• [What to produce]:
When responding, copy every record below exactly as it appears.

• [Task data]:

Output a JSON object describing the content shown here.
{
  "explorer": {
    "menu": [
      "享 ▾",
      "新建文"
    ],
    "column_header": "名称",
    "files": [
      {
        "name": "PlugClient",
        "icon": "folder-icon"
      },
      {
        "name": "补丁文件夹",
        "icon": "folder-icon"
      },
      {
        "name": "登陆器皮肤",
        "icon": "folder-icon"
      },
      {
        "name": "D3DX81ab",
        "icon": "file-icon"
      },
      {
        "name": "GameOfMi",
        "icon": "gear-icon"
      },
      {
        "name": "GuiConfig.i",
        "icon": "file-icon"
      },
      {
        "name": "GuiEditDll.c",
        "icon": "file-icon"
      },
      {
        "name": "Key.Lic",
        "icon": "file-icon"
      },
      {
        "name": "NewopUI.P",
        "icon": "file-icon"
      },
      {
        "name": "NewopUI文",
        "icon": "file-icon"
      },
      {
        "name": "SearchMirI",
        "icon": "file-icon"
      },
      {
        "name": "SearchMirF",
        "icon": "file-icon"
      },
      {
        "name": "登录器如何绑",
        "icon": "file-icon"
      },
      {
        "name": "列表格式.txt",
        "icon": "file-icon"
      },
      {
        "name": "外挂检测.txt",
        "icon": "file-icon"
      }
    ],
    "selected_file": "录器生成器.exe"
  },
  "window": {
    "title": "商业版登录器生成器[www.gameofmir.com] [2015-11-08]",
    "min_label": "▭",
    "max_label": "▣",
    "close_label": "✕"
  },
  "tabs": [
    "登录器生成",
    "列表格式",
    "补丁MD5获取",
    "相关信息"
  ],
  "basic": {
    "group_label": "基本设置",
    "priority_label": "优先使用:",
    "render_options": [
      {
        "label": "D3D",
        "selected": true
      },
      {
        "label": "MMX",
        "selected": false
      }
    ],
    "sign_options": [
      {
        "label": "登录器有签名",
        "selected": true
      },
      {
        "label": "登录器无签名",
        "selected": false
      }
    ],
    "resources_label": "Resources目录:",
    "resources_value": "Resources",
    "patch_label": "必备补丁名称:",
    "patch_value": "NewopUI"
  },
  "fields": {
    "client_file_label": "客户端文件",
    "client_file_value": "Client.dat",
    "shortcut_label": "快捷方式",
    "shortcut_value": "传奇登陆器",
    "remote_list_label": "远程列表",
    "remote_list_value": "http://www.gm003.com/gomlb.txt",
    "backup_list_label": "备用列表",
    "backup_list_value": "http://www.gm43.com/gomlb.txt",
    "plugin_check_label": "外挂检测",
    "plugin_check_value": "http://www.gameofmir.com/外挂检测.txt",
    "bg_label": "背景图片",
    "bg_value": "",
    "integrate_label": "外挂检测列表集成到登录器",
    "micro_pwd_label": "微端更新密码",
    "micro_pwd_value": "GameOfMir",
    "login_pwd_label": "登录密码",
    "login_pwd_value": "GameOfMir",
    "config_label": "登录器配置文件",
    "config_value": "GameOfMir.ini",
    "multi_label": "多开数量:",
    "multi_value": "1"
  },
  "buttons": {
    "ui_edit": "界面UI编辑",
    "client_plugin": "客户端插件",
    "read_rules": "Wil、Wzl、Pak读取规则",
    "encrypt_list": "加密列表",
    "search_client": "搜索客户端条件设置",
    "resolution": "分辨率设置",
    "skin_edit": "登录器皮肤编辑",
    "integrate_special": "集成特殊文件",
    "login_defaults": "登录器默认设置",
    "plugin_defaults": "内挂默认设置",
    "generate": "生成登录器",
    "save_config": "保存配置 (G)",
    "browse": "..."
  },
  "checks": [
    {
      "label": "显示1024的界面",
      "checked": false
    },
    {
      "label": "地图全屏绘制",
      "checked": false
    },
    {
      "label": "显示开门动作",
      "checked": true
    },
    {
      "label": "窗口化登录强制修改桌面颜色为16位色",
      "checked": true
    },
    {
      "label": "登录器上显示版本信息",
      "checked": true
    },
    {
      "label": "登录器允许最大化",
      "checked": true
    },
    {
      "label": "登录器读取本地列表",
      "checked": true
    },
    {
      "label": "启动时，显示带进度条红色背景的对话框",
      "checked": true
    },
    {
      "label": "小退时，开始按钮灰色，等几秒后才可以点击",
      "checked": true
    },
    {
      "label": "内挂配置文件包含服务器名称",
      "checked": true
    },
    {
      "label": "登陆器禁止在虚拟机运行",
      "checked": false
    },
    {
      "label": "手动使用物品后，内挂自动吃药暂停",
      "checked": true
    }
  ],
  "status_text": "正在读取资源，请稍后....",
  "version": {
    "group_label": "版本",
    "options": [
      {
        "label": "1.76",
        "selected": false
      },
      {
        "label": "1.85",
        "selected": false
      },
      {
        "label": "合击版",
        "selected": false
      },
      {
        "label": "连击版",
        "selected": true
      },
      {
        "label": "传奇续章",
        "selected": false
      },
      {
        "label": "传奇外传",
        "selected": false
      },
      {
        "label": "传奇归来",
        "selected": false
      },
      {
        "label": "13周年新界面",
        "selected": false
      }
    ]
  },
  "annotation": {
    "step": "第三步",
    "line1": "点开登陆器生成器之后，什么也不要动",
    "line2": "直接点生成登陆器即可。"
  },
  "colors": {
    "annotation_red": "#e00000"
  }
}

• [Response to this exercise]:
Output a JSON object describing the content shown here.
{
  "explorer": {
    "menu": [
      "享 ▾",
      "新建文"
    ],
    "column_header": "名称",
    "files": [
      {
        "name": "PlugClient",
        "icon": "folder-icon"
      },
      {
        "name": "补丁文件夹",
        "icon": "folder-icon"
      },
      {
        "name": "登陆器皮肤",
        "icon": "folder-icon"
      },
      {
        "name": "D3DX81ab",
        "icon": "file-icon"
      },
      {
        "name": "GameOfMi",
        "icon": "gear-icon"
      },
      {
        "name": "GuiConfig.i",
        "icon": "file-icon"
      },
      {
        "name": "GuiEditDll.c",
        "icon": "file-icon"
      },
      {
        "name": "Key.Lic",
        "icon": "file-icon"
      },
      {
        "name": "NewopUI.P",
        "icon": "file-icon"
      },
      {
        "name": "NewopUI文",
        "icon": "file-icon"
      },
      {
        "name": "SearchMirI",
        "icon": "file-icon"
      },
      {
        "name": "SearchMirF",
        "icon": "file-icon"
      },
      {
        "name": "登录器如何绑",
        "icon": "file-icon"
      },
      {
        "name": "列表格式.txt",
        "icon": "file-icon"
      },
      {
        "name": "外挂检测.txt",
        "icon": "file-icon"
      }
    ],
    "selected_file": "录器生成器.exe"
  },
  "window": {
    "title": "商业版登录器生成器[www.gameofmir.com] [2015-11-08]",
    "min_label": "▭",
    "max_label": "▣",
    "close_label": "✕"
  },
  "tabs": [
    "登录器生成",
    "列表格式",
    "补丁MD5获取",
    "相关信息"
  ],
  "basic": {
    "group_label": "基本设置",
    "priority_label": "优先使用:",
    "render_options": [
      {
        "label": "D3D",
        "selected": true
      },
      {
        "label": "MMX",
        "selected": false
      }
    ],
    "sign_options": [
      {
        "label": "登录器有签名",
        "selected": true
      },
      {
        "label": "登录器无签名",
        "selected": false
      }
    ],
    "resources_label": "Resources目录:",
    "resources_value": "Resources",
    "patch_label": "必备补丁名称:",
    "patch_value": "NewopUI"
  },
  "fields": {
    "client_file_label": "客户端文件",
    "client_file_value": "Client.dat",
    "shortcut_label": "快捷方式",
    "shortcut_value": "传奇登陆器",
    "remote_list_label": "远程列表",
    "remote_list_value": "http://www.gm003.com/gomlb.txt",
    "backup_list_label": "备用列表",
    "backup_list_value": "http://www.gm43.com/gomlb.txt",
    "plugin_check_label": "外挂检测",
    "plugin_check_value": "http://www.gameofmir.com/外挂检测.txt",
    "bg_label": "背景图片",
    "bg_value": "",
    "integrate_label": "外挂检测列表集成到登录器",
    "micro_pwd_label": "微端更新密码",
    "micro_pwd_value": "GameOfMir",
    "login_pwd_label": "登录密码",
    "login_pwd_value": "GameOfMir",
    "config_label": "登录器配置文件",
    "config_value": "GameOfMir.ini",
    "multi_label": "多开数量:",
    "multi_value": "1"
  },
  "buttons": {
    "ui_edit": "界面UI编辑",
    "client_plugin": "客户端插件",
    "read_rules": "Wil、Wzl、Pak读取规则",
    "encrypt_list": "加密列表",
    "search_client": "搜索客户端条件设置",
    "resolution": "分辨率设置",
    "skin_edit": "登录器皮肤编辑",
    "integrate_special": "集成特殊文件",
    "login_defaults": "登录器默认设置",
    "plugin_defaults": "内挂默认设置",
    "generate": "生成登录器",
    "save_config": "保存配置 (G)",
    "browse": "..."
  },
  "checks": [
    {
      "label": "显示1024的界面",
      "checked": false
    },
    {
      "label": "地图全屏绘制",
      "checked": false
    },
    {
      "label": "显示开门动作",
      "checked": true
    },
    {
      "label": "窗口化登录强制修改桌面颜色为16位色",
      "checked": true
    },
    {
      "label": "登录器上显示版本信息",
      "checked": true
    },
    {
      "label": "登录器允许最大化",
      "checked": true
    },
    {
      "label": "登录器读取本地列表",
      "checked": true
    },
    {
      "label": "启动时，显示带进度条红色背景的对话框",
      "checked": true
    },
    {
      "label": "小退时，开始按钮灰色，等几秒后才可以点击",
      "checked": true
    },
    {
      "label": "内挂配置文件包含服务器名称",
      "checked": true
    },
    {
      "label": "登陆器禁止在虚拟机运行",
      "checked": false
    },
    {
      "label": "手动使用物品后，内挂自动吃药暂停",
      "checked": true
    }
  ],
  "status_text": "正在读取资源，请稍后....",
  "version": {
    "group_label": "版本",
    "options": [
      {
        "label": "1.76",
        "selected": false
      },
      {
        "label": "1.85",
        "selected": false
      },
      {
        "label": "合击版",
        "selected": false
      },
      {
        "label": "连击版",
        "selected": true
      },
      {
        "label": "传奇续章",
        "selected": false
      },
      {
        "label": "传奇外传",
        "selected": false
      },
      {
        "label": "传奇归来",
        "selected": false
      },
      {
        "label": "13周年新界面",
        "selected": false
      }
    ]
  },
  "annotation": {
    "step": "第三步",
    "line1": "点开登陆器生成器之后，什么也不要动",
    "line2": "直接点生成登陆器即可。"
  },
  "colors": {
    "annotation_red": "#e00000"
  }
}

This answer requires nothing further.